You are asked to filter the data below and copy every line holding "regular".

Segment Open

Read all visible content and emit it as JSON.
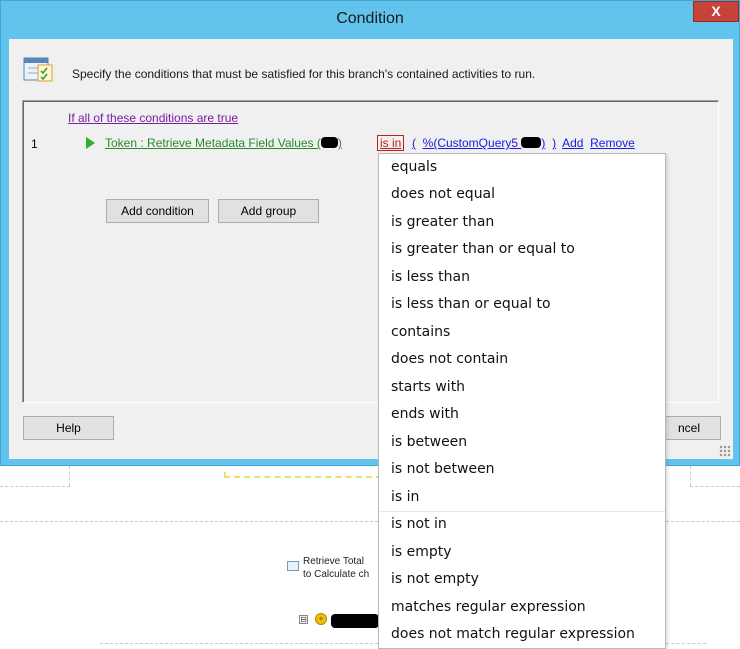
{
  "window": {
    "title": "Condition",
    "close_label": "X"
  },
  "instruction": "Specify the conditions that must be satisfied for this branch's contained activities to run.",
  "conditions": {
    "group_link": "If all of these conditions are true",
    "row_number": "1",
    "token_text": "Token : Retrieve Metadata Field Values (",
    "token_close": ")",
    "operator": "is in",
    "open_paren": "(",
    "value_text": "%(CustomQuery5",
    "value_close": ")",
    "close_paren": ")",
    "add_link": "Add",
    "remove_link": "Remove"
  },
  "buttons": {
    "add_condition": "Add condition",
    "add_group": "Add group",
    "help": "Help",
    "cancel_partial": "ncel"
  },
  "dropdown": {
    "items": [
      "equals",
      "does not equal",
      "is greater than",
      "is greater than or equal to",
      "is less than",
      "is less than or equal to",
      "contains",
      "does not contain",
      "starts with",
      "ends with",
      "is between",
      "is not between",
      "is in",
      "is not in",
      "is empty",
      "is not empty",
      "matches regular expression",
      "does not match regular expression"
    ]
  },
  "background": {
    "activity_label_1": "Retrieve Total",
    "activity_label_2": "to Calculate ch",
    "expand_symbol": "⊟",
    "gold_symbol": "+"
  },
  "colors": {
    "titlebar": "#62c3ec",
    "close": "#c7433a",
    "operator": "#c02020",
    "token": "#2a8a2a",
    "link": "#1a1ae0"
  }
}
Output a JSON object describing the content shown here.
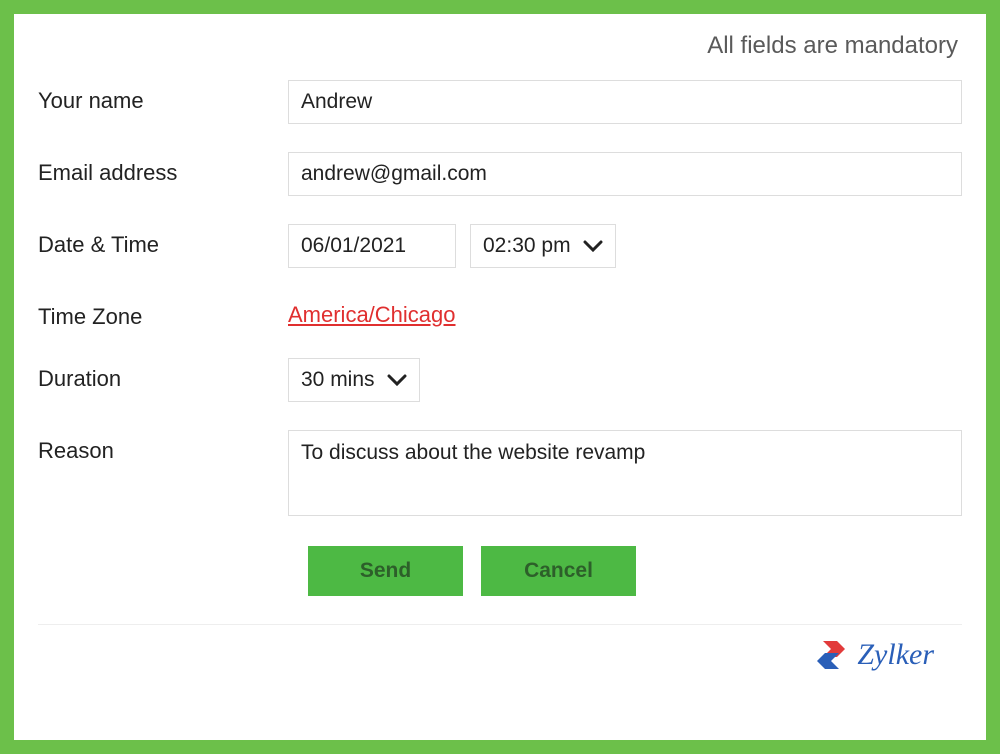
{
  "notice": "All fields are mandatory",
  "form": {
    "name": {
      "label": "Your name",
      "value": "Andrew"
    },
    "email": {
      "label": "Email address",
      "value": "andrew@gmail.com"
    },
    "datetime": {
      "label": "Date & Time",
      "date_value": "06/01/2021",
      "time_value": "02:30 pm"
    },
    "timezone": {
      "label": "Time Zone",
      "value": "America/Chicago"
    },
    "duration": {
      "label": "Duration",
      "value": "30 mins"
    },
    "reason": {
      "label": "Reason",
      "value": "To discuss about the website revamp"
    }
  },
  "buttons": {
    "send": "Send",
    "cancel": "Cancel"
  },
  "brand": "Zylker"
}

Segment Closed

■ Response area:
      "matches regular expression",
      "does not match regular expression"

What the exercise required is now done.